The British sprinter was diagnosed with the illness, also known as mononucleosis and glandular fever, in April, and since recovery times vary wildly, he and his team have been cautious about setting a date for his return. He was named by British Cycling on Wednesday as one of the confirmed riders for the nationals.
Team manager Doug Ryder originally said the 'worst-case scenario' would be that Cavendish returns for the Critérium du Dauphiné or Tour de Suisse next week, ahead of the Tour. The team confirmed on Wednesday that Cavendish will not take part in either race.
Cavendish turned up at the Giro d'Italia in May as the race passed near his home, and he revealed he was doing regular sessions on the bike but had no idea when his body would kick the virus and he'd be able to return to competition.
"I can't put a definitive time on when I'm back. It could be 10 days, it could be one year, I really don't know," he said. "Some days I feel on top of the world, some days I don't, but at least I'm riding my bike and that's the main thing."
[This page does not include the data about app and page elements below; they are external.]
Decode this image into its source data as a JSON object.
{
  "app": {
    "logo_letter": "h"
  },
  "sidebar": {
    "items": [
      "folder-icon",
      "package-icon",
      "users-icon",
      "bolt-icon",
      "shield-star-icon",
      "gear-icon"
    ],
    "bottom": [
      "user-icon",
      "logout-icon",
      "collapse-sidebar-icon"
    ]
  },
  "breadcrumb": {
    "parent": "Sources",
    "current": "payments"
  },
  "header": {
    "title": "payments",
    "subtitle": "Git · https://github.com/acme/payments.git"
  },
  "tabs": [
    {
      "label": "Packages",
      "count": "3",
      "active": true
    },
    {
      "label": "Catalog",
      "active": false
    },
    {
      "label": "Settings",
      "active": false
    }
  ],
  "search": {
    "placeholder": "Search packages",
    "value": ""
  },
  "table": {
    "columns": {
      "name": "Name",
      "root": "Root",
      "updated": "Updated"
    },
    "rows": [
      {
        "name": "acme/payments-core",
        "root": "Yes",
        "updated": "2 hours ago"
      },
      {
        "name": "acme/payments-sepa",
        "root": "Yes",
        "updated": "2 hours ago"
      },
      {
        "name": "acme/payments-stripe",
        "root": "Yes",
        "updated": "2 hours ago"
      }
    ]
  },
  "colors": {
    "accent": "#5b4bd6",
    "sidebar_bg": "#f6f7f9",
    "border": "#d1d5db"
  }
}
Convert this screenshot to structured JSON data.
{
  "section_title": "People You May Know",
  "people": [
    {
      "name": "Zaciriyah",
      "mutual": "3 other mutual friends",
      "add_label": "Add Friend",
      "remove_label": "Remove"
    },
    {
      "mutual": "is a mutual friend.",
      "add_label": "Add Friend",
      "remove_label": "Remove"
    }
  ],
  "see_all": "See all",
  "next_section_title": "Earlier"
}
This year the British nationals take place on Cavendish’s native Isle of Man, so it is perhaps natural that he would want to take part – and that the organisers would want him there – and not necessarily an indication of his readiness for a full return to competition.
The Tour de France begins in Düsseldorf on July 1, a week after nationals, and Ryder said it would be "horrific" if the team were without Cavendish, who won four stages last year.